## Dataset content
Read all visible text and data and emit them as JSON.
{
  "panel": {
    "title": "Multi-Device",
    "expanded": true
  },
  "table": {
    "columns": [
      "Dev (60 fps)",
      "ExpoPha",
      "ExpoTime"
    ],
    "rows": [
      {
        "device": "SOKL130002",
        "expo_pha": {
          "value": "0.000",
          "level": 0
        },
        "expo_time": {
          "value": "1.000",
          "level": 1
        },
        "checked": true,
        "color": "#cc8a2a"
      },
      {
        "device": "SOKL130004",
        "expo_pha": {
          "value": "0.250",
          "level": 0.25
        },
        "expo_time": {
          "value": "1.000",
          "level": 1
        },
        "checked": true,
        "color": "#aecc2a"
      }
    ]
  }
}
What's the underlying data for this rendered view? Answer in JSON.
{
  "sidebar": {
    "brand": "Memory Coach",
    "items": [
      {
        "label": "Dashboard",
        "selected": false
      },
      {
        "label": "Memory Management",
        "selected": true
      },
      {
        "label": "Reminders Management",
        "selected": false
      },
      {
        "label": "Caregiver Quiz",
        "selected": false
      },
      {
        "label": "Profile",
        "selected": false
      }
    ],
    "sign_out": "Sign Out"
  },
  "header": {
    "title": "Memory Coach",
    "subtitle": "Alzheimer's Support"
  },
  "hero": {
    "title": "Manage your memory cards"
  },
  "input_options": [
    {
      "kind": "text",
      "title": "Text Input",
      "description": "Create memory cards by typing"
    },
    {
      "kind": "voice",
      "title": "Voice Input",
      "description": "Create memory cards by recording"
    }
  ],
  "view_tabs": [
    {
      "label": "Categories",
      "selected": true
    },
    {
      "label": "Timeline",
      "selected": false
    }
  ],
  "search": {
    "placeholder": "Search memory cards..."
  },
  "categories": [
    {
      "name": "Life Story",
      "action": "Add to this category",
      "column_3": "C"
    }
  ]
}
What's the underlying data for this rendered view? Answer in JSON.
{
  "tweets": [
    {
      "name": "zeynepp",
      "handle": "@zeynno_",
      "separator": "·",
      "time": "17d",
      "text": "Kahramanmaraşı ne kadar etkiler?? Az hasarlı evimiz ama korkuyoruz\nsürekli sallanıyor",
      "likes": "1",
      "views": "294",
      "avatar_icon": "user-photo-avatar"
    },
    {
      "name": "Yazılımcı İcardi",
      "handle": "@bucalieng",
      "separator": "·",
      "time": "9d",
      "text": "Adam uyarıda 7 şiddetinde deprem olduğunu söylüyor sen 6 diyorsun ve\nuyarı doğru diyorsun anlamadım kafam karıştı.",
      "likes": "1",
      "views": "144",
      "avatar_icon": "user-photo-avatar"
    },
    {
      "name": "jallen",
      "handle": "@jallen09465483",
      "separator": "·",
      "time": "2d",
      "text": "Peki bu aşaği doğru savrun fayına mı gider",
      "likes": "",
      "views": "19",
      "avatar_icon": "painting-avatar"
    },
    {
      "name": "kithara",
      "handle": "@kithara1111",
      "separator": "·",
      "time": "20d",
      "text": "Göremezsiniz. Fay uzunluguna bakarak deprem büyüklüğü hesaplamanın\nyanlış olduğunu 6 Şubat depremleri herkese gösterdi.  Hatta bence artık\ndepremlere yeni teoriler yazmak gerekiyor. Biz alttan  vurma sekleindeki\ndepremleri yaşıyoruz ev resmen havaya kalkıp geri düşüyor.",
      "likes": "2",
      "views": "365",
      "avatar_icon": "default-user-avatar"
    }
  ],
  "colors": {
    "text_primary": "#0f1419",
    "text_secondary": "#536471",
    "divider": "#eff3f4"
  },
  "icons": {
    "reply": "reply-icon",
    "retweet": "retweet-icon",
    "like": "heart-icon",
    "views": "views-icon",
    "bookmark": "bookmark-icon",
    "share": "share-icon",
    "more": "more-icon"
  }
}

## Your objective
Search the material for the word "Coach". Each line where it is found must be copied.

## Solution for this problem
    "brand": "Memory Coach",
    "title": "Memory Coach",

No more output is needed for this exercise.